KKK leader Frank Ancona’s widow says her son didn’t kill him - she did
The murder last year of Missouri Ku Klux Klan imperial grand wizard Frank Ancona has taken a twist.
His widow originally blamed her son for the murder. Now she says she shot him.
Malissa Ancona wrote a letter from jail in September that said she wanted “to let the court know know, that he did not pull the trigger, (I DiD),” the St. Louis Post-Dispatch reported.
The Riverfront Times, which apparently saw the letter, too, reported that Ancona wrote, “My son is innocent.”
She and her 24-year-old son, Paul Jinkerson Jr., are both facing charges of first-degree murder, armed criminal action and abandoning a corpse, according to the Times.
In the handwritten letter — which the Post-Dispatch says was sent to Judge Wendy Wexler Horn — Ancona also “complains about her public defender, pleads for medications and says she was deemed permanently mentally ill in 2003 by the state,” the Times writes.
Frank Ancona, the leader of the Traditionalist American Knights of the Ku Klux Klan, was found dead from a bullet to the head near Belgrade, Missouri, in February 2017, The Kansas City Star reported.
The 51-year-old from Leadwood, Missouri, was found on the bank of the Big River by a family fishing there, Washington County Sheriff Zach Jacobsen told The Star.
Two days later, Malissa Ancona and Jinkerson were charged with murder, The Star reported.
Jinkerson was accused of shooting his stepfather while he slept in the master bedroom of the family home in Leadwood.
“Ms. Ancona admitted that she failed to report the crime and additionally attempted to destroy blood evidence and altered the crime scene in an attempt to conceal the offense and was acting in concert with her son Paul Jinkerson Jr.,” said the probable cause statement, The Star reported.
Authorities told The Star that Ancona’s body was removed from the house and placed in Jinkerson’s vehicle, then dumped near where it was found by a fishing family.
St. Francois County Prosecutor Jerrod Mahurin told The New York Times he believed the murder was instigated by a marital dispute and not Ancona’s activities with the Klan.
Ancona’s employer reported him missing to authorities, the Daily Journal in Park Hills, Missouri, reported right before his body was found. Ancona told Leadwood police the last time she saw her husband he was heading to work, the newspaper reported.
She told Leadwood Police Chief William Dickey that she got a call from his employer telling her Ancona had to drive across the state to deliver a part, according to the Daily Journal, but his employer told authorities that wasn’t true.
Believing that Ancona was actually dead inside his house, Dickey went there and told the Daily Journal that he found Malissa Ancona in the driveway with her son.
“She was a little hesitant to let us go into the house at first,” Dickey told the newspaper. “She said she didn’t really want us going in, but after talking to her in detail about what we were there for, she let us inside.
“We found a safe that looked like somebody had taken a crowbar to it and beat the side out of the safe.
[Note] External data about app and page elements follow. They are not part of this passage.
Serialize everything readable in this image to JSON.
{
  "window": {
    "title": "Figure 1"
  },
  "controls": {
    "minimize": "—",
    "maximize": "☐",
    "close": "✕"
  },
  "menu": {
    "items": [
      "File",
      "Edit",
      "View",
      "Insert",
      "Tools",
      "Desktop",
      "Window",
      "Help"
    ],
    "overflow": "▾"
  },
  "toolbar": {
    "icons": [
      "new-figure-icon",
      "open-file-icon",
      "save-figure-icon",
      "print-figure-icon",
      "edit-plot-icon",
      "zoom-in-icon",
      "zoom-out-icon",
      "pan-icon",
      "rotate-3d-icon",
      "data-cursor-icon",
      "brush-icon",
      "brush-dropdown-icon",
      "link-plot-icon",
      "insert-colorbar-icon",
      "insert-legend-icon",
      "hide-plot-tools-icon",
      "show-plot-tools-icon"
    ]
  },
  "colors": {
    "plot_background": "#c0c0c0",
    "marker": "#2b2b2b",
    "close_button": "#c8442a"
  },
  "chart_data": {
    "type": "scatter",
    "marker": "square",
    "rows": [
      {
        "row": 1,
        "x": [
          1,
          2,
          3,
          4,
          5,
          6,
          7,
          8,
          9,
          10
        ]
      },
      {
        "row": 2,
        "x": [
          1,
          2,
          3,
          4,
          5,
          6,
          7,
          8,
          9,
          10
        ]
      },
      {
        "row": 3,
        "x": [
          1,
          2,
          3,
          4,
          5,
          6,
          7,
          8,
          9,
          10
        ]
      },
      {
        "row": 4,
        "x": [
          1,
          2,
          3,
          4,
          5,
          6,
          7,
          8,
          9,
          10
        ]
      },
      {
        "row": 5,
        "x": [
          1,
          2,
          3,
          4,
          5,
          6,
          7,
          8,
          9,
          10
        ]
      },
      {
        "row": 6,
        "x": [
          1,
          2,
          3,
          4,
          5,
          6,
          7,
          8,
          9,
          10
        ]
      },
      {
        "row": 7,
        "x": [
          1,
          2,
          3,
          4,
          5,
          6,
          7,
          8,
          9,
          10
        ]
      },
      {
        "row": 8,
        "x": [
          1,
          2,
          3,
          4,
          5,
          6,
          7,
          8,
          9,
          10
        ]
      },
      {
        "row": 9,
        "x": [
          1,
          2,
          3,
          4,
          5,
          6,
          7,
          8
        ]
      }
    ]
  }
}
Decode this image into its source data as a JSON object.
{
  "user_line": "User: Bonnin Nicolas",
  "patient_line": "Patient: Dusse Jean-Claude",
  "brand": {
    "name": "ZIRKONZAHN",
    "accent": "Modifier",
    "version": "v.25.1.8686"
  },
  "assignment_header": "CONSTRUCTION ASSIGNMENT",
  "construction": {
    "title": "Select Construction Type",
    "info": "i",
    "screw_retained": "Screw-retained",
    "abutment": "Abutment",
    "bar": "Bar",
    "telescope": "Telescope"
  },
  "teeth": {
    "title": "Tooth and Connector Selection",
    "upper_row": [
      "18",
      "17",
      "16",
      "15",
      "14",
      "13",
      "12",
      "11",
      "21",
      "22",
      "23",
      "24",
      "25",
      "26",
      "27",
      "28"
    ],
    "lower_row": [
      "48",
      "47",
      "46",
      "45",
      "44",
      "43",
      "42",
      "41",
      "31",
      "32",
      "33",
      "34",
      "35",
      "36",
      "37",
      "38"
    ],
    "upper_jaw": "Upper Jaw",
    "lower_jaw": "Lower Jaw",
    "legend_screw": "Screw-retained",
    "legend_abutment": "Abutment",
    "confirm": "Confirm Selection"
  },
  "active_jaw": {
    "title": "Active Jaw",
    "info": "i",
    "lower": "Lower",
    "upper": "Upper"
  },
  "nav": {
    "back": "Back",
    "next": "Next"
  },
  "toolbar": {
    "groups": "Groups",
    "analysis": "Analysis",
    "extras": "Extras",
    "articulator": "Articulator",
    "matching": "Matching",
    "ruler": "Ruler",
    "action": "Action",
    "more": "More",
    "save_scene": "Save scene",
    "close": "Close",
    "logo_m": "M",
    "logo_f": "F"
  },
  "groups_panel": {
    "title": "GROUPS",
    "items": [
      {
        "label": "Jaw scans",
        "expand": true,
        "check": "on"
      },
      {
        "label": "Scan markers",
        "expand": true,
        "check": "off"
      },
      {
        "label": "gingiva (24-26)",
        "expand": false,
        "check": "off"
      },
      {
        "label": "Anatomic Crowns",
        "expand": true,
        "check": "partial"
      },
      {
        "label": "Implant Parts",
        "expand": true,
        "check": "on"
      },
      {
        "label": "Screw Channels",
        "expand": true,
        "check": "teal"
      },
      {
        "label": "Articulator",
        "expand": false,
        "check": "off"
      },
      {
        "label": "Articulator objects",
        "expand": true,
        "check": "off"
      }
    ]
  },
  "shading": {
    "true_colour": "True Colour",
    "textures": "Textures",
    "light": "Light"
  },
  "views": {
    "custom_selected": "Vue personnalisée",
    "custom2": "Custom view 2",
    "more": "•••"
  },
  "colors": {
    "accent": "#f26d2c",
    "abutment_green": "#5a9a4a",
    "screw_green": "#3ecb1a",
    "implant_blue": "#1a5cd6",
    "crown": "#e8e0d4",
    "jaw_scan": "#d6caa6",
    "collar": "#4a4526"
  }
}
Everything was missing from inside the safe.”
Ancona led the Traditionalist American Knights of the Ku Klux Klan, “among the newest and most visible of the Klan factions in the country, although it’s not considered the largest,” The Star reported.
“Founded around 2009, the Traditionalist American Knights have made headlines in recent years for such actions as distributing fliers during the Ferguson, Mo., protests warning that they were poised to use lethal force to protect themselves from demonstrators.”
The Riverfront Times reported in March 2017 that Ancona had told family members that he thought his wife “was trying to kill him, possibly poisoning his food with medications in hopes he would fall asleep at the wheel while working his courier job.
“Malissa Ancona, a seamstress who specialized in children’s tutus, had supported her husband’s activities in the Klan, even sewing robes and patches for KKK members. But the relationship soured over the years.”
In the letter she wrote to the judge in September, Ancona wrote that she was “under the influence” when she talked to detectives and couldn’t remember what happened the night her husband died, according to the Post-Dispatch.
The next hearing in the case against Ancona is set for April 19, 2019, and her son goes on trial next May, the Post-Dispatch reported.